Activity |
Return a copy of each line in the listing that includes the word "user".

[Start of Attachment]

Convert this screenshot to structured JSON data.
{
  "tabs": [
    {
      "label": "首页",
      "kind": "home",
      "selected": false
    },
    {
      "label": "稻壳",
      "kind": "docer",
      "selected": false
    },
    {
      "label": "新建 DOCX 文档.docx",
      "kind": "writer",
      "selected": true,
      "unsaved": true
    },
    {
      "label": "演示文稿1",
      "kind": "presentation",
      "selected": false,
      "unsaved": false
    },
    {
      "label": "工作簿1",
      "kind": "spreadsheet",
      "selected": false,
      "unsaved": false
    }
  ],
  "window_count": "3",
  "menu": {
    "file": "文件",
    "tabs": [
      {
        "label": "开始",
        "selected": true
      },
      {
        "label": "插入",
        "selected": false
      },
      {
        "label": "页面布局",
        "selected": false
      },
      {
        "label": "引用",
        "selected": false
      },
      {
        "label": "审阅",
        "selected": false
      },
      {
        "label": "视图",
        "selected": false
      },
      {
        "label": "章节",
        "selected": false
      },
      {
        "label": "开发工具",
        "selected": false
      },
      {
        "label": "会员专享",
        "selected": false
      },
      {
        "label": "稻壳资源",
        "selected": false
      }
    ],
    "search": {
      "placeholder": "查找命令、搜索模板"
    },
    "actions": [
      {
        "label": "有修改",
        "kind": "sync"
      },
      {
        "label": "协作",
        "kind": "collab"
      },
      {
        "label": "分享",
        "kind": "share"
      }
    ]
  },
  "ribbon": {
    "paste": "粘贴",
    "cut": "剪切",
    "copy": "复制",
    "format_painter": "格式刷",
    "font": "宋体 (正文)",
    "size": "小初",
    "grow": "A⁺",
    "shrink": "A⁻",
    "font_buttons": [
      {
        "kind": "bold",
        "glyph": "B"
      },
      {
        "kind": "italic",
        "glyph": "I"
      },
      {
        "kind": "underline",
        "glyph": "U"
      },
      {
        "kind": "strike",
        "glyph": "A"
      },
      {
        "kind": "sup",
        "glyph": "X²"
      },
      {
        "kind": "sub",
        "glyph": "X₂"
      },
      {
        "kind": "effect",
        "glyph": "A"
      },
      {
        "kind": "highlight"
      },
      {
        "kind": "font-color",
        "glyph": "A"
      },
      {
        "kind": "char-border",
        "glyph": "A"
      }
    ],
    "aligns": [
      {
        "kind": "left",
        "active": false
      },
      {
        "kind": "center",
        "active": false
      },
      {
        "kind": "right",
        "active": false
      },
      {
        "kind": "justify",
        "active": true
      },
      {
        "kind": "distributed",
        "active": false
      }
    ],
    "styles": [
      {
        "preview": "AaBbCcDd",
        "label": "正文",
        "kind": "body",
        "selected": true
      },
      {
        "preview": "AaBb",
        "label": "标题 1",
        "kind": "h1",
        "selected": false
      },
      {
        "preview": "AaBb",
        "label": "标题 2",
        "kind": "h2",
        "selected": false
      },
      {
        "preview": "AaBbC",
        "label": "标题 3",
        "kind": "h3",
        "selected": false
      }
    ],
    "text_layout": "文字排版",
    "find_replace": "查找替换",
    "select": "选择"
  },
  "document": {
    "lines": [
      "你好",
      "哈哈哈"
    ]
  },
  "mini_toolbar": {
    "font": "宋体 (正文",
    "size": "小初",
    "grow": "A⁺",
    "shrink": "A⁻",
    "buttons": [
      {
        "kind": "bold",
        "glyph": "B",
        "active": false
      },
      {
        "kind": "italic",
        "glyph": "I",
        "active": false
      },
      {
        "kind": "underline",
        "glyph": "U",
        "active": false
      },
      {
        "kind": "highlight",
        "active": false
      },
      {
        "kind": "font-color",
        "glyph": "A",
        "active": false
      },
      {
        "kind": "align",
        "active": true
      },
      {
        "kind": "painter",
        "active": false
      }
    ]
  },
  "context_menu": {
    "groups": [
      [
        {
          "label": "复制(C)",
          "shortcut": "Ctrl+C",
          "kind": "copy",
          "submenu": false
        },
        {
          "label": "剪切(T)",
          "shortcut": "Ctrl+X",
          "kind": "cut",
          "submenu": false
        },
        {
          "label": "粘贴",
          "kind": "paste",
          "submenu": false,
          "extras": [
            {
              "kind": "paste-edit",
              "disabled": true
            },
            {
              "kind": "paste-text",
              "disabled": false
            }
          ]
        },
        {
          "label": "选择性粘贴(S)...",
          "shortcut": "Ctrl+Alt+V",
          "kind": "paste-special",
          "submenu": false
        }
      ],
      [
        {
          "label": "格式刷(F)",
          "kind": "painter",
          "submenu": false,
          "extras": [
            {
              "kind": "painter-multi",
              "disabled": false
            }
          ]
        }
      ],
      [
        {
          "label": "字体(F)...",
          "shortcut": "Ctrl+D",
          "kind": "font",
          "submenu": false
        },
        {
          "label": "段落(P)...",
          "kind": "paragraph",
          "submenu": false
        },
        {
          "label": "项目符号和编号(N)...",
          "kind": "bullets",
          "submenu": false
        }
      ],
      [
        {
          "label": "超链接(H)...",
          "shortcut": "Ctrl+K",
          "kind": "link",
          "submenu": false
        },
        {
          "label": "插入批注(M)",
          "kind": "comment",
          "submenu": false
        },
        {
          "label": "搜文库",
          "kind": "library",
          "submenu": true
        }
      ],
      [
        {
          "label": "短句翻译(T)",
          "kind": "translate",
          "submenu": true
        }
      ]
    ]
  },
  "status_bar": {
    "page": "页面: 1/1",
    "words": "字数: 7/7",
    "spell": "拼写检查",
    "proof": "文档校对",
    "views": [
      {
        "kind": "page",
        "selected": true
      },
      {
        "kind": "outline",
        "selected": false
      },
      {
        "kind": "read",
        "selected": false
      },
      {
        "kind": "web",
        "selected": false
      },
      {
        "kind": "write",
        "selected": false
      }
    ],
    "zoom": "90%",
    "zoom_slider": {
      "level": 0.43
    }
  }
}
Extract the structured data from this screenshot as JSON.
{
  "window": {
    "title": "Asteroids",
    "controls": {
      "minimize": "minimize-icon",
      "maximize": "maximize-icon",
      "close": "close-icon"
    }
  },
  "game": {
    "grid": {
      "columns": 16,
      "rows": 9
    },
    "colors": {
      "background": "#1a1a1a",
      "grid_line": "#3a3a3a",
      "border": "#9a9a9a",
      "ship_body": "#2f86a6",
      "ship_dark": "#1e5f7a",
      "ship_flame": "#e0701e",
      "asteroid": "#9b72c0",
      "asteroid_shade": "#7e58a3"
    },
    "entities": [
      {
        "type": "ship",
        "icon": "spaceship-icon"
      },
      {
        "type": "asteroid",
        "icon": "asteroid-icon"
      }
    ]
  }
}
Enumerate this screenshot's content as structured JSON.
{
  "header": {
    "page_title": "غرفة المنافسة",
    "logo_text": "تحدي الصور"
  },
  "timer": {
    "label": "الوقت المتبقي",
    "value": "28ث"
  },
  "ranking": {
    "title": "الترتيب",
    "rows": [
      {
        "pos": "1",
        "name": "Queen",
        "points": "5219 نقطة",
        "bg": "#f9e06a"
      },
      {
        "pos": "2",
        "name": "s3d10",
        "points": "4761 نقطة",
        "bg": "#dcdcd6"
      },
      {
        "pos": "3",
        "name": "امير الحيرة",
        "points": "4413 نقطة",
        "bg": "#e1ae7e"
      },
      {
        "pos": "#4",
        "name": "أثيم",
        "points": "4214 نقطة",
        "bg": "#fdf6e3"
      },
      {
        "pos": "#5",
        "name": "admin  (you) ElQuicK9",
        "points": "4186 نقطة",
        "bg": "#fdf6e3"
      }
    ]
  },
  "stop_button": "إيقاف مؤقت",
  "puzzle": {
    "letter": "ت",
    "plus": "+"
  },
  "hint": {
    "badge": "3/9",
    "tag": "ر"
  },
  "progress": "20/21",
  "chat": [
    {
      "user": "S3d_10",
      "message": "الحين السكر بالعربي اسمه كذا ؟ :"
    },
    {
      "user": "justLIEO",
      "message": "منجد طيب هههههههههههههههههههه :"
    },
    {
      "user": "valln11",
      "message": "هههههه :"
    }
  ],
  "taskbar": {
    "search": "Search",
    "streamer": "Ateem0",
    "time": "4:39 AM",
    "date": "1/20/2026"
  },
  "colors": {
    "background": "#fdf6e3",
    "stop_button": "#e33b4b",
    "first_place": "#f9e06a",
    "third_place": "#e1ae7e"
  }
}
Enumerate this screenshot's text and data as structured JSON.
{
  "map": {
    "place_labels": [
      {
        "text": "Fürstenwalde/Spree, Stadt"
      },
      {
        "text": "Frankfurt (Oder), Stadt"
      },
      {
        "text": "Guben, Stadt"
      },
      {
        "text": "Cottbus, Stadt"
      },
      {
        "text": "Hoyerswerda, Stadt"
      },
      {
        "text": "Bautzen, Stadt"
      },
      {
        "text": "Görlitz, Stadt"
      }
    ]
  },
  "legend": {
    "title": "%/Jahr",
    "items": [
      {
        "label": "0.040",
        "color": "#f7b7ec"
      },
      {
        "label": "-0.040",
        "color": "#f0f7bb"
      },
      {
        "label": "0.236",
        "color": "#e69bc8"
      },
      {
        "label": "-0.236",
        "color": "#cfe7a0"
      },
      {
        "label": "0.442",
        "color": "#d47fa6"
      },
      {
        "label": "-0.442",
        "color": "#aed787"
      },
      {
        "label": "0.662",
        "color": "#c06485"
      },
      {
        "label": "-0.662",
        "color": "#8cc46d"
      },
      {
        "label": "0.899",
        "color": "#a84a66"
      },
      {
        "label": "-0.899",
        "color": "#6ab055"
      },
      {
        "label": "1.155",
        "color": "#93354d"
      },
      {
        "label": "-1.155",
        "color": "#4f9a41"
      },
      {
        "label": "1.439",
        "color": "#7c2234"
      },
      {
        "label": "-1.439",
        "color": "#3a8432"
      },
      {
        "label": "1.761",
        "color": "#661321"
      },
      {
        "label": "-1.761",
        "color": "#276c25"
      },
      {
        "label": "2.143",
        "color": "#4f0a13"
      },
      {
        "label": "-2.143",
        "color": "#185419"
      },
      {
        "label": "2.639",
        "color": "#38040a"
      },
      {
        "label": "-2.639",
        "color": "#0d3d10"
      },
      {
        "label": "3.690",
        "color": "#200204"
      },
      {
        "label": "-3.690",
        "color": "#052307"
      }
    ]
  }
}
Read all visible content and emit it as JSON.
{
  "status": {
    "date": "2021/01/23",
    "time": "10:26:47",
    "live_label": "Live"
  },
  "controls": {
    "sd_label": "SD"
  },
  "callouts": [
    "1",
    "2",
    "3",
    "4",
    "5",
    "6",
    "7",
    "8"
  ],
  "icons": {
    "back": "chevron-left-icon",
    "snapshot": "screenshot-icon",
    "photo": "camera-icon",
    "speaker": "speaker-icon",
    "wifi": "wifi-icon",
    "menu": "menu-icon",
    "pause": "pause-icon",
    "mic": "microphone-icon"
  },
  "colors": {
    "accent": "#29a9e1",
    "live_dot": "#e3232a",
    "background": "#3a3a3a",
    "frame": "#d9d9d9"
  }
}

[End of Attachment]

Exercise solution |
      "user": "S3d_10",
      "user": "justLIEO",
      "user": "valln11",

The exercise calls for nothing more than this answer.